Did you know there is a whole language around the color of roses?

Red – enduring love, romance
Lavender – love at first site, enchantment
Bright orange – passion, excitement, and fascination
Coral – desire and happiness
Yellow – friendship, gladness, delight
Light pink – happiness, joy, admiration
Deep pink – appreciation, thankfulness
White – innocence, purity, honor, reverence
Peach – appreciation, admiration, modesty

Here are 10 fun facts about roses that will give you an even greater appreciation of our favorite flower:

  1. There are over 100 species of roses.
  2. The first rose fossil was found in Florissant, Colorado and dated back to 35 million years ago.
  3. There is no such thing as a “black” rose. The closest to black is a rare breed called the Turkish Halfeti – a dark deep crimson that appears black to the eye.
  4. The term “thorns” is technically incorrect when referring to the sharp objects on the stems of roses. The correct term is “prickles.” Thorns have deeper roots in a plant’s stem whereas prickles attach at the surface.
  5. There is, however, a blue rose. Rose petals lack an enzyme that is necessary to create a blue pigment. For years, breeders have tried to cross different colored roses to create what seemed impossible. In 2009, however, with the help of genetic engineering, the world’s first blue rose was created.
  6. Sorbet Bouquet from George Thomas Florist

    Sorbet Bouquet from George Thomas Florist

    More than 54% of land in Ecuador is used to cultivate roses. Over 80% of the land of Zambia is cultivated with roses as well.

  7. Rose hips contain more vitamin C than any other fruit or vegetable.
  8. George Washington was the first rose breeder in the United States. He named a variety after his mother, Mary.
  9. The tallest rose bush measured in at over 23 feet tall!
  10. Roses can live a long time. The oldest rose bush in the world is over 1,000 years old and is found covering the wall of the Cathedral of Hildesheim Germany.

Since it is National Rose Month, there’s no better time than now to send some fantastic roses to someone special in your life. Check out our website for some of our amazing designs that feature roses in a multitude of colors and styles.

At George Thomas Florist, we truly have something for everyone!
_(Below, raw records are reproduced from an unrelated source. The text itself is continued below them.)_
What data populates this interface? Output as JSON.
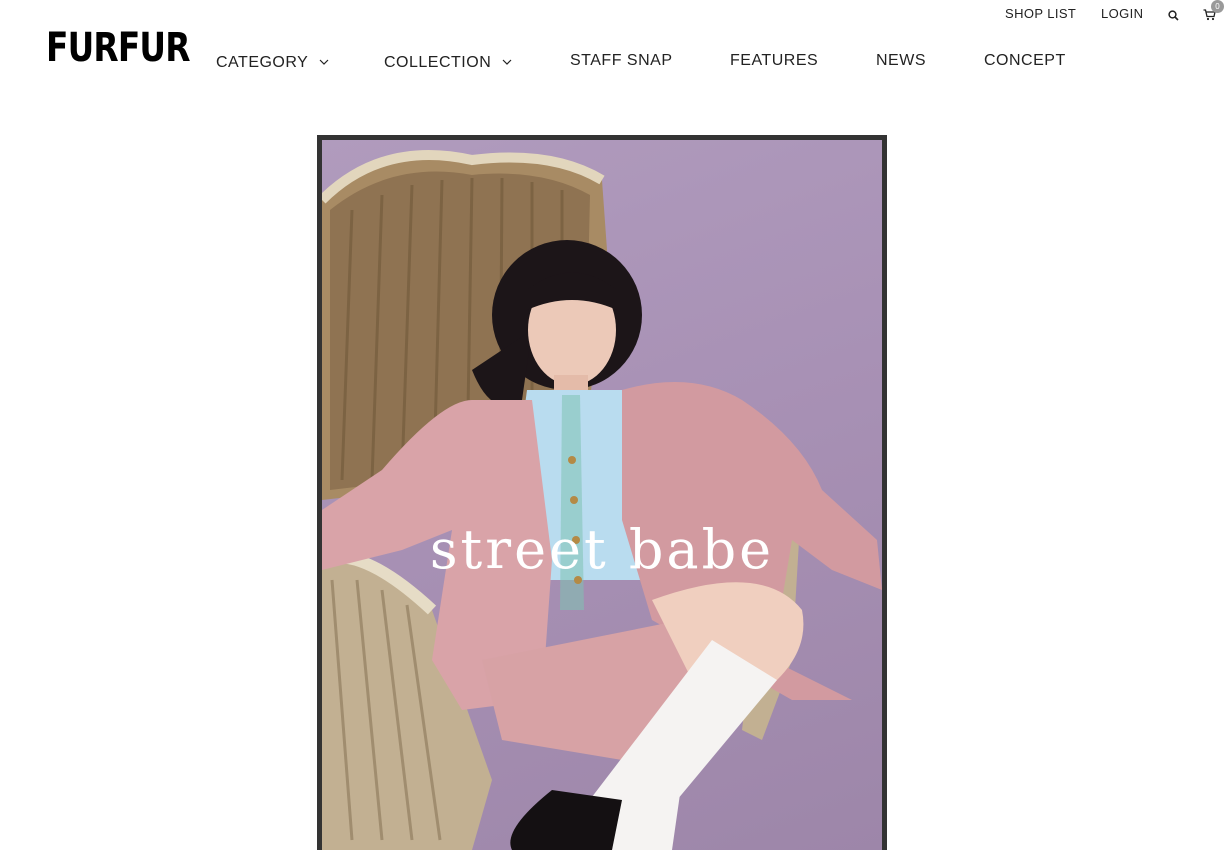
{
  "brand": {
    "logo_text": "FURFUR"
  },
  "utility": {
    "shop_list": "SHOP LIST",
    "login": "LOGIN",
    "search_icon": "search-icon",
    "cart_icon": "cart-icon",
    "cart_count": "0"
  },
  "nav": {
    "items": [
      {
        "label": "CATEGORY",
        "has_dropdown": true
      },
      {
        "label": "COLLECTION",
        "has_dropdown": true
      },
      {
        "label": "STAFF SNAP",
        "has_dropdown": false
      },
      {
        "label": "FEATURES",
        "has_dropdown": false
      },
      {
        "label": "NEWS",
        "has_dropdown": false
      },
      {
        "label": "CONCEPT",
        "has_dropdown": false
      }
    ]
  },
  "hero": {
    "title": "street babe",
    "colors": {
      "background": "#a891b5",
      "frame": "#333333",
      "coat": "#d9a3a8",
      "sweater": "#b9dcef",
      "chair": "#a88b64"
    }
  }
}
If you don’t see exactly what you’re looking for, give us a call or stop in and talk to one of our designers and we’ll make something completely unique that you’re sure to love!